Mark Stokes, group communications and public relations director at Succession, said securing £10bn assets under management by the end of 2019 was still a "very realistic objective" for the company.
Whilst Mr Stokes recognised demographics in the advice industry were a contributing factor towards the acquisitions drive, he said it was fairly rare principals of firms acquired by Succession would seek to retire immediately and instead pointed to the "increasing weight of regulation" as a major motivation for advisers looking to sell.
He said: "I think regulation and the associated burden means a lot of IFAs find themselves spending 50 or 60 per cent of their time running their businesses now and not actually seeing clients, and I think that’s what most of us came into the industry to do."

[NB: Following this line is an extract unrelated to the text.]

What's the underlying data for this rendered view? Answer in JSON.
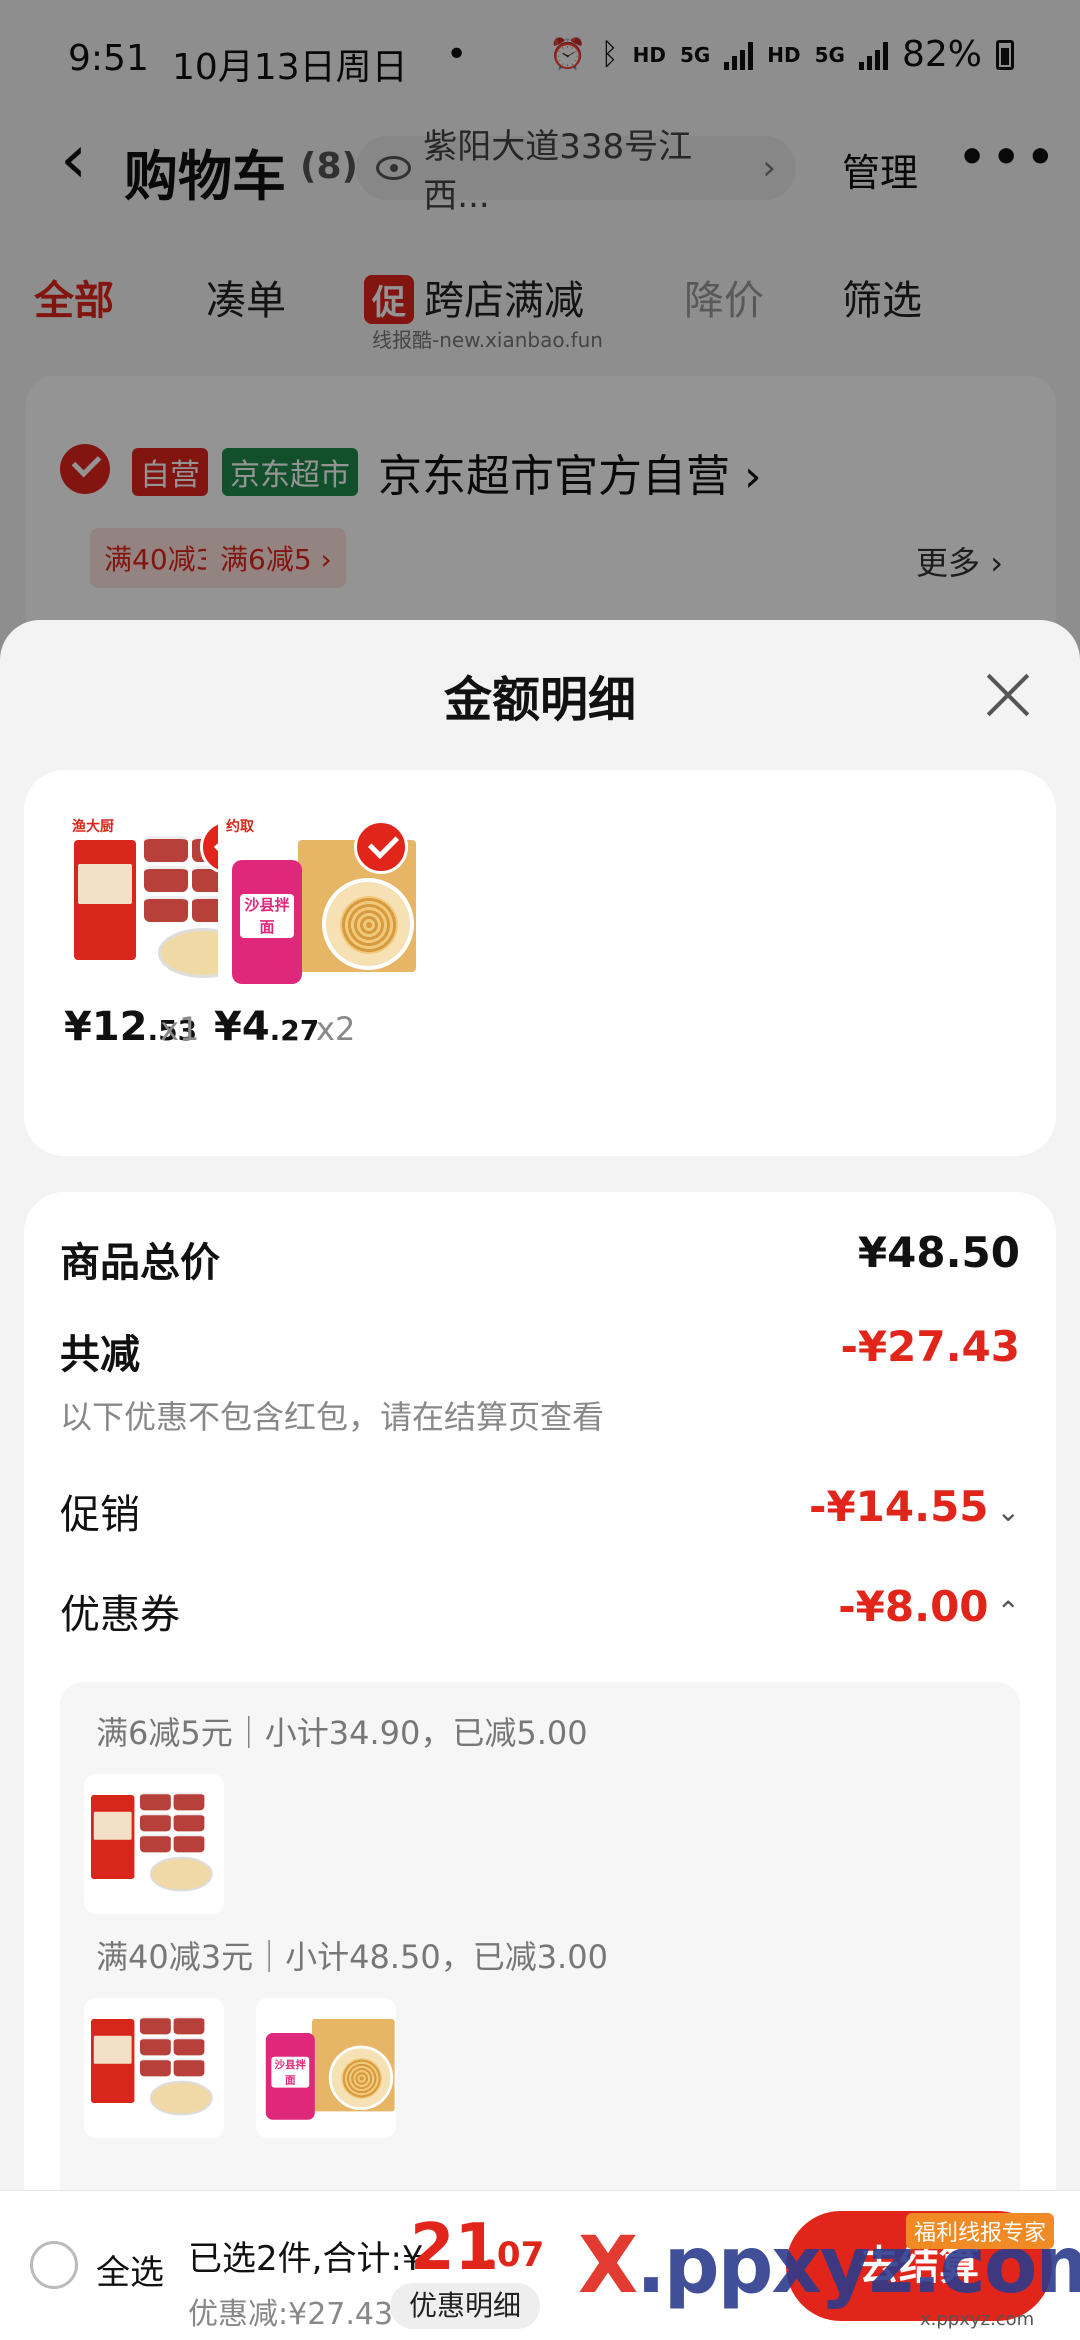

Mr Stokes said larger players in the consolidation market now had "very good" firms from which to choose, confirming Succession has seen a "much higher" level of activity than since it started buying businesses.
He added: "There is no shortage of quality businesses, but we make a point of not buying every one we are offered and each deal is assessed on its own merits.
"We are thrilled that most of our principals are still with us. On fairly rare occasions someone wants to retire.
"We have a number of planners who will no doubt want to retire over the next couple of years which is why we’re quite keen on our graduate and fast-track programmes because they are brining some great talent through."
Since the launch of its advisory business five years ago 55 companies have joined Succession, which recently abandoned its 'acquisition in reverse' model to buy advice firms and began to target larger companies with assets in excess of £100m.
Mr Stokes added: "Most of the time, certainly recently, we are buying firms that want to expand and continue to grow and develop their business, and they are quite happy to do that with Succession."